25/10/2013 - OECD Secretary-General Angel Gurría today formally launched Colombia’s accession process with Colombian President Juan Manuel Santos.
Speaking to members of the Colombia government, elected officials, business leaders, academics and representatives of civil society, Mr Gurría said that the country’s accession process builds on the close collaboration that exists between the OECD and Colombia. This engagement reflects Colombia’s commitment to further strengthening its public policies and economic performance.
“Colombia is looking ahead decisively and taking a step towards a stronger and better future,” Mr Gurria said during the launch event. “We will now work together to ensure that accession to the OECD contributes to better policies for better lives of all Colombians.” (Read the full speech)
The 34 OECD Members approved a Roadmap to accession for Colombia on 19 September 2013, establishing the process and setting out the terms for future membership. This follows the political decision taken at the OECD Ministerial Meeting in Paris in May 2013.
The first step in the process will see Colombia submit an Initial Memorandum setting out its position on some 250 OECD legal instruments (see www.oecd.org/acts). This will lead to a series of technical reviews conducted by OECD experts, who will present their findings to the Organisation’s Committees, which, in turn, will submit to the OECD Council a formal evaluation of Colombia’s policies in their areas of competence.
These reviews will be an opportunity to share with the Colombian authorities OECD best practices and standards as well as helping to identify areas for further reforms. The accession process has no definite timeline and ultimately depends on the ability of Colombia to successfully complete the technical reviews.
In his remarks, Mr Gurria noted that Colombia’s accession process was too important to be urgent, and he expressed certainty that Colombia will follow through with the competence and conviction they have shown so far. “Our member countries have used the accession process to improve regulations, address emerging policy challenges and promote further reforms,” Mr Gurria said. The process can help Colombia move faster towards its own policy priorities. It is the people of Colombia, first and foremost, who will reap the benefits of Colombia’s membership in the OECD.”
Colombian officials will now begin to engage with OECD Committees composed of experts drawn from Member countries in the following areas: Investment, Bribery in International Business Transactions, Corporate Governance, Financial Markets, Insurance & Private Pensions, Competition, Tax, Environment, Chemicals, Public Governance, Regulatory Policy, Statistics, Economics, Education, Employment, Labour & Social Affairs, Health, Trade and Export Credits, Fisheries, Science & Technology, IT & Communications and Consumer Policy.

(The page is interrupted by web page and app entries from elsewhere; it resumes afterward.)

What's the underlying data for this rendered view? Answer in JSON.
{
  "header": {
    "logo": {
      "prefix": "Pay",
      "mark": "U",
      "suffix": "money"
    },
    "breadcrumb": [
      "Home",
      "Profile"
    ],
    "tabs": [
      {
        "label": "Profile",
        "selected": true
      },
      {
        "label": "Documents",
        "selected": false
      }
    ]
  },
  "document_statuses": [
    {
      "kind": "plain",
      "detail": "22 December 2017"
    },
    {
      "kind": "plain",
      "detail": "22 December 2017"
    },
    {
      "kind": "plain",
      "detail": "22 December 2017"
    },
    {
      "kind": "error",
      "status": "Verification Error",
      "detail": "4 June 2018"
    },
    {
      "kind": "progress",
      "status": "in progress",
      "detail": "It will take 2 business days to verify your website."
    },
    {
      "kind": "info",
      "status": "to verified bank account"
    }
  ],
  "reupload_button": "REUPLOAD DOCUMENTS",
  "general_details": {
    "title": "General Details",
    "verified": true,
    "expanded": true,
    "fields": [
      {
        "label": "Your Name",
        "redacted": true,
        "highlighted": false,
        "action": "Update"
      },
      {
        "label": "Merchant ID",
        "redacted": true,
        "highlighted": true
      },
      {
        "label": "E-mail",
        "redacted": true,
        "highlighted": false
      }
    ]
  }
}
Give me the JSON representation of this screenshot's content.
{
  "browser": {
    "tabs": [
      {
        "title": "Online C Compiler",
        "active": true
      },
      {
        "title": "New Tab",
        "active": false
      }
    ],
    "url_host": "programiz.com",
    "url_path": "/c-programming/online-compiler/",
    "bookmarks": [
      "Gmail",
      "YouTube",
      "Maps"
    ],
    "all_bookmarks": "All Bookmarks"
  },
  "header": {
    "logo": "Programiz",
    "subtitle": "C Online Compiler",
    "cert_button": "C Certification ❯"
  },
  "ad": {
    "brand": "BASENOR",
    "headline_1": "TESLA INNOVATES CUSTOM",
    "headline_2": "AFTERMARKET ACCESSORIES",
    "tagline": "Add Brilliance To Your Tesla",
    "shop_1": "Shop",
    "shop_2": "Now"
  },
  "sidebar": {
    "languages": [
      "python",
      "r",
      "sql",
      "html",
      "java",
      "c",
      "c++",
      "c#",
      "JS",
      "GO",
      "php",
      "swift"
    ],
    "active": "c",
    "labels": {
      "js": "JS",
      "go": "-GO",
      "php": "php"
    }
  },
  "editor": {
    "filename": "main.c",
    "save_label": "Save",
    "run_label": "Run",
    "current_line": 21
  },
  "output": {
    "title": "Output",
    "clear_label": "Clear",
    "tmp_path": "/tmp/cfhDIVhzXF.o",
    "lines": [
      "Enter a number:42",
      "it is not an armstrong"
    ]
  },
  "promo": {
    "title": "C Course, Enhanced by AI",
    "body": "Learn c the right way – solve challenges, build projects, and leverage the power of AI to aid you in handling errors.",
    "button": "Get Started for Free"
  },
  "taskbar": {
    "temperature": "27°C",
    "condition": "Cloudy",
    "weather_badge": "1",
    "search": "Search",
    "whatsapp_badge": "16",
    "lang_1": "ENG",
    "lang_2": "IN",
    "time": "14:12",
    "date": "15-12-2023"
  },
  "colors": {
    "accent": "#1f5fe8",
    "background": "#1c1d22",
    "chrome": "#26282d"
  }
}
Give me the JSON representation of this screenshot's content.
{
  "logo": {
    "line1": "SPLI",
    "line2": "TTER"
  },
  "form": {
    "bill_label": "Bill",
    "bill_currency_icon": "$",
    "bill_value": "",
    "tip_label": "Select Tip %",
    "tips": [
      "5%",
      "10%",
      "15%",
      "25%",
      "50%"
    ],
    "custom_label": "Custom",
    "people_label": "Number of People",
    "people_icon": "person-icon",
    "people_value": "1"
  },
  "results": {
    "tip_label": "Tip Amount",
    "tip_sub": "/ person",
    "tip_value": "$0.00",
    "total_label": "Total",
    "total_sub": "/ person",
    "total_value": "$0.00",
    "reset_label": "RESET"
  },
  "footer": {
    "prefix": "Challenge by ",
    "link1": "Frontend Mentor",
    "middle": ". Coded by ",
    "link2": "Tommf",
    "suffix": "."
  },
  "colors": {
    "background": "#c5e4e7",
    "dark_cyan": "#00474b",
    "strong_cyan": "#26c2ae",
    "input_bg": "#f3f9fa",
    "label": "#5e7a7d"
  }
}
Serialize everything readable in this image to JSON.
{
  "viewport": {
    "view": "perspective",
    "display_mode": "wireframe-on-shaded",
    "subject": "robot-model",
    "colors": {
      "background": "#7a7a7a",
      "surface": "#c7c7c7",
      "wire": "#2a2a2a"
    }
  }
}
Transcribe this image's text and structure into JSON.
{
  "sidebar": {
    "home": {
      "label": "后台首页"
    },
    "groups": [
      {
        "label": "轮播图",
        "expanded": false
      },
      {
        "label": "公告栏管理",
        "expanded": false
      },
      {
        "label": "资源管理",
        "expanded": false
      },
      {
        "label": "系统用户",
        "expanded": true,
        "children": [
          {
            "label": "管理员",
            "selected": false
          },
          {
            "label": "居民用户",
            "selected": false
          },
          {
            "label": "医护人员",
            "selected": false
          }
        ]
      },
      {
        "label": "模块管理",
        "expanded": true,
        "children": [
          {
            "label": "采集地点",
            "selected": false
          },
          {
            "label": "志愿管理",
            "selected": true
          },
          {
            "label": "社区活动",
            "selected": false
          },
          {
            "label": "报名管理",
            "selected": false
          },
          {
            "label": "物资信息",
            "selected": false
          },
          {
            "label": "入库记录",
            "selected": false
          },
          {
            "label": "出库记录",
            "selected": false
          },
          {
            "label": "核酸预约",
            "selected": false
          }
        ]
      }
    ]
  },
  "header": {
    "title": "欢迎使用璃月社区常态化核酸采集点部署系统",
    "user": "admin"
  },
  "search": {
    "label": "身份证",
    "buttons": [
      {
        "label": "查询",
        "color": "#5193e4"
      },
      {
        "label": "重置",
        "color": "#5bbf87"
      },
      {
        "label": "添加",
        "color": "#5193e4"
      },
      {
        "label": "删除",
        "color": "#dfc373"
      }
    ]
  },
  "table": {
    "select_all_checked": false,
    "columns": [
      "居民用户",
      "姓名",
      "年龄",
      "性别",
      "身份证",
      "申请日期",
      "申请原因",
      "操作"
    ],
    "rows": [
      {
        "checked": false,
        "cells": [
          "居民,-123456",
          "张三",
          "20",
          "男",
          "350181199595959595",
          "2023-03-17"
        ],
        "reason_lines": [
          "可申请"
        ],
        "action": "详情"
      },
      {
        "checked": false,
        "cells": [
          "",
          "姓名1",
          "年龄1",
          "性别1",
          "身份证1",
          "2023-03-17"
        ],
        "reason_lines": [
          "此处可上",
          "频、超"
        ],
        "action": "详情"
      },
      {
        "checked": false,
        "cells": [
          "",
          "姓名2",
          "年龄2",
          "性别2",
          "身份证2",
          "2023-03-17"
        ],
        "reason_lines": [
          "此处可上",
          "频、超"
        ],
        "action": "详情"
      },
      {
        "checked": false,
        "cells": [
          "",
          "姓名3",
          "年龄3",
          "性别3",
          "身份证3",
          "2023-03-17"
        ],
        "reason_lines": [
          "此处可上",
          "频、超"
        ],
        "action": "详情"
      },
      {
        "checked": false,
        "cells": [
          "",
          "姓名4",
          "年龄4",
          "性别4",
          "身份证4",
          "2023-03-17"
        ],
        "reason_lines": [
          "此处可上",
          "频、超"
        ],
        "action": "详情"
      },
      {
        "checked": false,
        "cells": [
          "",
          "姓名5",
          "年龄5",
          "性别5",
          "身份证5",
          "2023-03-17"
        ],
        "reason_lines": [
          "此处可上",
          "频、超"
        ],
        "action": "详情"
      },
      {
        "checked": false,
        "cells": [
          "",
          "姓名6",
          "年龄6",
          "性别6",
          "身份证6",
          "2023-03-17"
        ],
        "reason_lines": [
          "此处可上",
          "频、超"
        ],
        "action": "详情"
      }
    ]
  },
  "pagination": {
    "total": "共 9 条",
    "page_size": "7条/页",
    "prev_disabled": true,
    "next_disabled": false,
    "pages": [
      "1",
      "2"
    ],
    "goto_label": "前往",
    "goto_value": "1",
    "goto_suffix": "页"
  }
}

A final decision must be taken by all OECD Member countries in the governing body, the OECD Council. In accordance with the OECD Convention, decisions on membership are taken by unanimity.
The OECD last welcomed new members in in 2010, when Chile, Estonia, Israel and Slovenia joined the Organisation. Accession talks with the Russian Federation are on-going. The Council has also launched accession negotiations with Latvia.
The OECD's current members are: Austria, Australia, Belgium, Canada, Chile, Czech Republic, Denmark, Estonia, Finland, France, Germany, Greece, Hungary, Iceland, Ireland, Israel, Italy, Japan, Korea, Luxembourg, Mexico, the Netherlands, New Zealand, Norway, Poland, Portugal, Slovak Republic, Slovenia, Spain, Sweden, Switzerland, Turkey, the United Kingdom and the United States.
For further information, journalists are invited to contact Lawrence Speer, of the OECD’s Media Division (+33 6 0739 3972, Lawrence.Speer@oecd.org) or the Media Office in Paris (+33 1 4524 97 00, email@example.com).
For more information on OECD Members and partners, go to: www.oecd.org/general/enlargement.htm